Newspaper article St Louis Post-Dispatch (MO)

Tef Poe Says He's a 'True-to-Life,' 'Living and Breathing Artist' on New Album 'Black Julian 2'

Newspaper article St Louis Post-Dispatch (MO)

Tef Poe Says He's a 'True-to-Life,' 'Living and Breathing Artist' on New Album 'Black Julian 2'

Article excerpt

In approaching "Black Julian 2: Never Satisfied," St. Louis hip-hop artist Tef Poe says he wanted to make a record that people would be proud of.

"I looked at what was going on with the culture, with Donald Glover (Childish Gambino), J. Cole and, not to sound cliché, but Kendrick Lamar," he says. "And I looked at our city and what the actual sound is right now and how do we modernize that? We had a sound that existed 15 years ago."

"Black Julian 2," released Christmas Day, is the sequel to his 2017 album, "Black Julian." Tef Poe (aka Kareem Jackson) says listeners will notice he's in a different space.

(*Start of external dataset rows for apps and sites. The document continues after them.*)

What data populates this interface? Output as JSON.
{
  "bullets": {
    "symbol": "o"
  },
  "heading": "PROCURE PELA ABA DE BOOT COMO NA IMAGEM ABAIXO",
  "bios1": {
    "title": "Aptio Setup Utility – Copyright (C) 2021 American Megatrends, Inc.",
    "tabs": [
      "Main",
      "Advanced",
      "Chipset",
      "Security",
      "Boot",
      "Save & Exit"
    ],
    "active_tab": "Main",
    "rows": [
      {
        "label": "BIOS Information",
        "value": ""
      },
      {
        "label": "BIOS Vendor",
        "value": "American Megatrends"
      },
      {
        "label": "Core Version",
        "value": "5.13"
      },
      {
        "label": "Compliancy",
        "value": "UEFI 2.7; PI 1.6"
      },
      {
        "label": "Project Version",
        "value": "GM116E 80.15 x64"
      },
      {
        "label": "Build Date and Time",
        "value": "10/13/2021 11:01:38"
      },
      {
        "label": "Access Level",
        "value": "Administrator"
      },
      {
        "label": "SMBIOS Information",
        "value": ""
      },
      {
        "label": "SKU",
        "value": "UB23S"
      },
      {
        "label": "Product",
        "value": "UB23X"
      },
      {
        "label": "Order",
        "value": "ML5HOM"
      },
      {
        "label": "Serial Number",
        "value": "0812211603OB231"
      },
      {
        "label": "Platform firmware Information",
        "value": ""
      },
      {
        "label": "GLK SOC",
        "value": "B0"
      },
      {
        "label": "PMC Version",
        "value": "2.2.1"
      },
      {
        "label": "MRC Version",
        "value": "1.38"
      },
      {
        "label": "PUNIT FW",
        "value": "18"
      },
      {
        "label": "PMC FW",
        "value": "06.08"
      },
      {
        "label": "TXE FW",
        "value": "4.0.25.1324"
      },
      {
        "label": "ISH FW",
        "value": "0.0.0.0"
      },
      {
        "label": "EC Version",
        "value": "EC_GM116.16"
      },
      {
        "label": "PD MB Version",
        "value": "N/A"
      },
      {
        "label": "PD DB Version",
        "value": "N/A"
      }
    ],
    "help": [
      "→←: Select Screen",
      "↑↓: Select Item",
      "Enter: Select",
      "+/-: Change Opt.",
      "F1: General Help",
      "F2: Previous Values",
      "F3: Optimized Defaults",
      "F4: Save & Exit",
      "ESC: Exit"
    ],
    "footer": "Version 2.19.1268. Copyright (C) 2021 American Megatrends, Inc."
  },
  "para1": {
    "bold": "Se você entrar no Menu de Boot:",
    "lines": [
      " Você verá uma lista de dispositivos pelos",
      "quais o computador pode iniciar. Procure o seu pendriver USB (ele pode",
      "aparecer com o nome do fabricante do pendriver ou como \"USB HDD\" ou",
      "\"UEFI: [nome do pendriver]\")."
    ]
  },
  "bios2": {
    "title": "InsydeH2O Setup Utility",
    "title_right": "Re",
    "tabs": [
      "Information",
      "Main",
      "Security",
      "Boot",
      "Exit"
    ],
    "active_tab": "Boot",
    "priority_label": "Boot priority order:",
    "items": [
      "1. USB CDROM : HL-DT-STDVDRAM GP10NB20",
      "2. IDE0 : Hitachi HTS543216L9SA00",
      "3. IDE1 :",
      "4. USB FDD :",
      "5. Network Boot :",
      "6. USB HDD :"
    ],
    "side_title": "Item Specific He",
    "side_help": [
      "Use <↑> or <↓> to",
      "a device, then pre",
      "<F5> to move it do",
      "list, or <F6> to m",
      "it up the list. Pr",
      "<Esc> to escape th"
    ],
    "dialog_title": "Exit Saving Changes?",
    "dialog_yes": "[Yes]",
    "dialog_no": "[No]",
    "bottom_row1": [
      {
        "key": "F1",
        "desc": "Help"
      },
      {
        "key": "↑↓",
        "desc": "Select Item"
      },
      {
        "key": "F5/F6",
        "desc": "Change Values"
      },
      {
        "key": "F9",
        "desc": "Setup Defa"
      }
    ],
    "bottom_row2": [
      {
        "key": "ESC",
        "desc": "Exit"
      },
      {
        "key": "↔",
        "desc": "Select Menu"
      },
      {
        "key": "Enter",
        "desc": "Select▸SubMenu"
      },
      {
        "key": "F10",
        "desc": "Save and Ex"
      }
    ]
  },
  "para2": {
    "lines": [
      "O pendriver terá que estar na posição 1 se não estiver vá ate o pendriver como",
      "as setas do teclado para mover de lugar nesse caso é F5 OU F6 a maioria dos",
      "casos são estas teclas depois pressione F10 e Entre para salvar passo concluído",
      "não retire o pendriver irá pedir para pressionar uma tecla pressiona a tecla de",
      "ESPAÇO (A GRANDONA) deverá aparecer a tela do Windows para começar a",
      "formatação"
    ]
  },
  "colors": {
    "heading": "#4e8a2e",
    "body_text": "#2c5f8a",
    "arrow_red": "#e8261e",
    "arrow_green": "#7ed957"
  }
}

"I'm not really angry," he says. "I feel like, the first half of my career, I was like the St. Louis Ice Cube, in a sense. I was the intellectual hood dude with a bit of nerd in me. I wrote about things I saw happening in the city and in society that I don't agree with and wanted to talk about in my music."

But as he got older, he says he no longer was in the business of "grandstanding."

"I just want to make music and transform into an actual, true-to-life, everyday living and breathing artist. I feel a liberation."

It was on the first "Black Julian" that Tef Poe headed toward the music he really wanted to make .

"I don't always want to talk about one thing or work with one producer," he says. "I was always jumping all over the place. But I walked into it with the original 'Black Julian' with more R&B hooks, more singing, and I didn't run to use Auto-tune a lot."

The album is heavily influenced by opportunities that have come his way, including a pair of fellowships: the Warren Center's American Democracy Project and the Hip-Hop Archive & Research Institute/W.E.B. Du Bois Research Institute's Nasir Jones (Nas) Hip-Hop Fellowship, both at Harvard University.

"I've just been having a great time, to be honest," Tef Poe says. "I've met all types of people, he says, naming Nas, LL Cool J, 9th Wonder, Ava Duvernay, Henry Louis Gates and Cornel West.

Tef Poe opens with "Inspire," which features narration by West. "I'm still a working-class artist but at a different plateau with access to different relationships," Tef Poe says. …

Search by... Author
Show... All Results Primary Sources Peer-reviewed


An unknown error has occurred. Please click the button below to reload the page. If the problem persists, please try again in a little while.